This issue investigates night scenes in the performing arts in France and England from the sixteenth to the eighteenth centuries. The articles and performances gathered in this issue were originally presented at a conference-festival organised by the Institute for Research on the Renaissance, the Neo-Classical Age and the Enlightenment (IRCL) in Montpellier from 18 to 20 June 2014, in partnership with the Montpellier festival Le Printemps des comédiens, la Chapelle Gély, Montpellier's National School of Acting (ENSAD) and the Guilford School of Acting.
Evidence suggests that some cognitive processes are based on sensorimotor systems in the brain (embodied cognition). The premise of this is that 'Biological brains are first and foremost the control systems for biological bodies' (Clark 1998, 506). It has therefore been suggested that both online cognition (processing as we move through the world) and offline cognition (processing through reflection) might be body-based (Wilson 2002). We tested whether acting out, or thinking movements relevant to a poem would therefore improve memory for the poem. Here, we discuss the results of this study in relation to embodied cognition.
The company’s small repertoire of Shakespeare productions draws on some ideological practices rooted in early modern and post-modern/punk performance traditions, some methodological practices contained within the broad church of actor training, and the academic practice of close reading. Through performances and workshops PRG explores how action, transaction, and space function in the performance of early modern and post-modern drama. The result is a performance style which refreshes the connection between scholarship and stagecraft, between criticism and creativity, and which pushes at the edges of the relationship between actor and audience in early modern dramatic writing.

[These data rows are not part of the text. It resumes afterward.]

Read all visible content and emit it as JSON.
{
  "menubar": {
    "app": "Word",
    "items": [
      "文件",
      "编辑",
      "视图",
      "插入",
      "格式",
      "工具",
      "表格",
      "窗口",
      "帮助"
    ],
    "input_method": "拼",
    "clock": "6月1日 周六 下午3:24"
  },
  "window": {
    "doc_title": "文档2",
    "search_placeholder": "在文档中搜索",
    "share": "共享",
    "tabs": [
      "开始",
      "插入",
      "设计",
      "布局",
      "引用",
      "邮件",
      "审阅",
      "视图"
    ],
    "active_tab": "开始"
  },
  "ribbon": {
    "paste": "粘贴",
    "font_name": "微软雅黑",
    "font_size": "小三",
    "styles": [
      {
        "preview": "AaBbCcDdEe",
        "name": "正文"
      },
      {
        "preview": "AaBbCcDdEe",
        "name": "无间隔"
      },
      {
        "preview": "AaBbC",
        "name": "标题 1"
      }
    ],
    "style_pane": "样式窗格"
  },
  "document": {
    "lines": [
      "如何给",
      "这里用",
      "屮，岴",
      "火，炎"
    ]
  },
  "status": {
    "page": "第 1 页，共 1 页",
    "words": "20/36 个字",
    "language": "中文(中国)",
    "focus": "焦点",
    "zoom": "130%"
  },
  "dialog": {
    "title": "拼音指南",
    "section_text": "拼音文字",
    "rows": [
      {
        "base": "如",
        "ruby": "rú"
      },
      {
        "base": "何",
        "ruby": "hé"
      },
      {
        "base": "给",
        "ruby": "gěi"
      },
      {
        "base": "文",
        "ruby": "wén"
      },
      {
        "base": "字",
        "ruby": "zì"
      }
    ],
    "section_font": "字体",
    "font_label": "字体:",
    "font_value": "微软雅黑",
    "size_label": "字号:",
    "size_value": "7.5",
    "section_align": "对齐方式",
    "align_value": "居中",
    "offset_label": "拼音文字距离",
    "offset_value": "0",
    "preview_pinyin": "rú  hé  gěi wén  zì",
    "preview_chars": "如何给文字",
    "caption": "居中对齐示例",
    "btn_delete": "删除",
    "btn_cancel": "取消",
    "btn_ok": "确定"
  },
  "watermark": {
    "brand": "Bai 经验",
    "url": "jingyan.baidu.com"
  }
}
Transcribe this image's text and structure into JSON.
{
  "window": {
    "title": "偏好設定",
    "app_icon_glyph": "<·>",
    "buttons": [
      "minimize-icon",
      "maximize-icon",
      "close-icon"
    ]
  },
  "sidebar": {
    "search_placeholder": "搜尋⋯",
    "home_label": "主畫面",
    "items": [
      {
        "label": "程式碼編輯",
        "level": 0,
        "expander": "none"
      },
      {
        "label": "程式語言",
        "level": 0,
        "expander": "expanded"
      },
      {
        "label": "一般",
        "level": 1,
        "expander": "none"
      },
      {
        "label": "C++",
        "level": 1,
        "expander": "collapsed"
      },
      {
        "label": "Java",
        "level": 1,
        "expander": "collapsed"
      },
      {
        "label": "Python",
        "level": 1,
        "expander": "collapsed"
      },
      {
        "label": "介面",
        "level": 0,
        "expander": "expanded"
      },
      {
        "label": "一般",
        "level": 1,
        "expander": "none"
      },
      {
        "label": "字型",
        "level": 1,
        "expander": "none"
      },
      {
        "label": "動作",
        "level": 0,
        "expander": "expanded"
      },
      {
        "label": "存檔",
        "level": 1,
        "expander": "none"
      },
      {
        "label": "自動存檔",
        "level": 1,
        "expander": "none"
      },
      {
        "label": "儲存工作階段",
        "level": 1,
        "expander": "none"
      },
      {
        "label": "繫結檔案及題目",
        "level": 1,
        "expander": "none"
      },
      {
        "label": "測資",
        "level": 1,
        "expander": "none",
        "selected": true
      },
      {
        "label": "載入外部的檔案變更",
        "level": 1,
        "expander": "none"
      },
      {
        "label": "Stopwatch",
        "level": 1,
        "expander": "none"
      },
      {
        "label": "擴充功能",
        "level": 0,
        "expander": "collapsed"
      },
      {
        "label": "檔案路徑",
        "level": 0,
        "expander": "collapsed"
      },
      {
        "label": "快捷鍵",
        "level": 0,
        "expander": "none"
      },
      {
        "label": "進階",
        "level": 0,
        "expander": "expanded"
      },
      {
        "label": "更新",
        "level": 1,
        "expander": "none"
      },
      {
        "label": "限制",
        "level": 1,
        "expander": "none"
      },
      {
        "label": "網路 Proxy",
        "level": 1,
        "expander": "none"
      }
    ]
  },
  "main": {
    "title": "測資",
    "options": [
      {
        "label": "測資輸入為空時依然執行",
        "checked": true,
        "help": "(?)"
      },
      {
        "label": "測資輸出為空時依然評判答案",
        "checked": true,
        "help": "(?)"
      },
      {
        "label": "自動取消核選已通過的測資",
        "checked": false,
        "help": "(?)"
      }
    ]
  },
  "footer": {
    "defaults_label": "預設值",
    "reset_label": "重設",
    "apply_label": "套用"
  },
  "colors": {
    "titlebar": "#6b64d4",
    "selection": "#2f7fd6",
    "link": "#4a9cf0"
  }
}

The Guildford School of Acting hosted its first research and teaching symposium on 6 June 2014. Exploring the uses of poetry within the context of actor training, the symposium showcased the work of GSA staff and students via a series of vocal, physical and acting workshops. Funded by the Morag Morris Poetry Fund and intended to extend the scope of the AHRC Cultural Value project, the symposium attracted delegates from a wide range of disciplines ranging from psychology to creative writing.The second workshop, led by GSA Head of Postgraduate Studies Jaq Bessell, used modern actor training methodologies (Stanislavski and Meisner) in conjunction with close analysis of early modern dramatic verse forms, seeking to bring together the so-called “two traditions” (Barton) of Shakespearean performance and exploring in detail the way actors “suit the action to the word, the word to the action” (Hamlet). Experiments with the convention of universal lighting in Shakespeare’s theatres asked actors to make specific and active connections with their audience when performing soliloquies and monologues, and questioned many assumptions about the divide between the “two traditions” of classical and contemporary performance.